⟨
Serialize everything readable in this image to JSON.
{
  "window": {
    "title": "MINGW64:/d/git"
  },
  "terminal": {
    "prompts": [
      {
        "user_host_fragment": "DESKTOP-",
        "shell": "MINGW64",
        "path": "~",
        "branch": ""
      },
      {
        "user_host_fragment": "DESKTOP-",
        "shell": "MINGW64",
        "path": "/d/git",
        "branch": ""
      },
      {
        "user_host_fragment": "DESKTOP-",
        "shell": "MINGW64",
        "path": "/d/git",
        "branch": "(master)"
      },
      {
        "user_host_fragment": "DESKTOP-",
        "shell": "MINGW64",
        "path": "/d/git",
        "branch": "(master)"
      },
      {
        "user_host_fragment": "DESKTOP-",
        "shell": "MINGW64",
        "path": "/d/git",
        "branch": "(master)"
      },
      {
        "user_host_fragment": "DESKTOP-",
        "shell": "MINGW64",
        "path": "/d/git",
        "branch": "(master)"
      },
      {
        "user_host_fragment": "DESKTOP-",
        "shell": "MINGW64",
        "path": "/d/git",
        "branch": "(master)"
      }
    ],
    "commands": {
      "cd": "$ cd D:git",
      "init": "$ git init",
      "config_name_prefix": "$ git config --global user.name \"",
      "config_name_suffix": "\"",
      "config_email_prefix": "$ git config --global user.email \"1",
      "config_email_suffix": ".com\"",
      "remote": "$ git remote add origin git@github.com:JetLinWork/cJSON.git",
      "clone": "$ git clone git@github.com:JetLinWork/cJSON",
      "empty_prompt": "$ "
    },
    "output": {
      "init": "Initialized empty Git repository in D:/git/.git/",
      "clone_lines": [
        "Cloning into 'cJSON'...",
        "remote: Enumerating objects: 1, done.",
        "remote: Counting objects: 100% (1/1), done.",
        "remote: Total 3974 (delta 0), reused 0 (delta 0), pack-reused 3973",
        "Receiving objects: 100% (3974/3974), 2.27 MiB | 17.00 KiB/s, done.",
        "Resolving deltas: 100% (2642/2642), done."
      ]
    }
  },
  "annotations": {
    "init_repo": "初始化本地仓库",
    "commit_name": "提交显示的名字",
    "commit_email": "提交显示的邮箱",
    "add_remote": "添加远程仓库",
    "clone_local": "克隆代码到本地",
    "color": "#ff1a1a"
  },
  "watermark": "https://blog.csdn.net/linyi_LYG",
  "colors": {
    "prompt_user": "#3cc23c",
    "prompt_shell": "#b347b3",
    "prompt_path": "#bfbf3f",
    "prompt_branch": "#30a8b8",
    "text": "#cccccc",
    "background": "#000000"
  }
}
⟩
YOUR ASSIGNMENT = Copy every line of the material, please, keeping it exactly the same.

RESULT FOR THIS EXERCISE =
Serialize everything readable in this image to JSON.
{
  "window": {
    "title": "MINGW64:/d/git"
  },
  "terminal": {
    "prompts": [
      {
        "user_host_fragment": "DESKTOP-",
        "shell": "MINGW64",
        "path": "~",
        "branch": ""
      },
      {
        "user_host_fragment": "DESKTOP-",
        "shell": "MINGW64",
        "path": "/d/git",
        "branch": ""
      },
      {
        "user_host_fragment": "DESKTOP-",
        "shell": "MINGW64",
        "path": "/d/git",
        "branch": "(master)"
      },
      {
        "user_host_fragment": "DESKTOP-",
        "shell": "MINGW64",
        "path": "/d/git",
        "branch": "(master)"
      },
      {
        "user_host_fragment": "DESKTOP-",
        "shell": "MINGW64",
        "path": "/d/git",
        "branch": "(master)"
      },
      {
        "user_host_fragment": "DESKTOP-",
        "shell": "MINGW64",
        "path": "/d/git",
        "branch": "(master)"
      },
      {
        "user_host_fragment": "DESKTOP-",
        "shell": "MINGW64",
        "path": "/d/git",
        "branch": "(master)"
      }
    ],
    "commands": {
      "cd": "$ cd D:git",
      "init": "$ git init",
      "config_name_prefix": "$ git config --global user.name \"",
      "config_name_suffix": "\"",
      "config_email_prefix": "$ git config --global user.email \"1",
      "config_email_suffix": ".com\"",
      "remote": "$ git remote add origin git@github.com:JetLinWork/cJSON.git",
      "clone": "$ git clone git@github.com:JetLinWork/cJSON",
      "empty_prompt": "$ "
    },
    "output": {
      "init": "Initialized empty Git repository in D:/git/.git/",
      "clone_lines": [
        "Cloning into 'cJSON'...",
        "remote: Enumerating objects: 1, done.",
        "remote: Counting objects: 100% (1/1), done.",
        "remote: Total 3974 (delta 0), reused 0 (delta 0), pack-reused 3973",
        "Receiving objects: 100% (3974/3974), 2.27 MiB | 17.00 KiB/s, done.",
        "Resolving deltas: 100% (2642/2642), done."
      ]
    }
  },
  "annotations": {
    "init_repo": "初始化本地仓库",
    "commit_name": "提交显示的名字",
    "commit_email": "提交显示的邮箱",
    "add_remote": "添加远程仓库",
    "clone_local": "克隆代码到本地",
    "color": "#ff1a1a"
  },
  "watermark": "https://blog.csdn.net/linyi_LYG",
  "colors": {
    "prompt_user": "#3cc23c",
    "prompt_shell": "#b347b3",
    "prompt_path": "#bfbf3f",
    "prompt_branch": "#30a8b8",
    "text": "#cccccc",
    "background": "#000000"
  }
}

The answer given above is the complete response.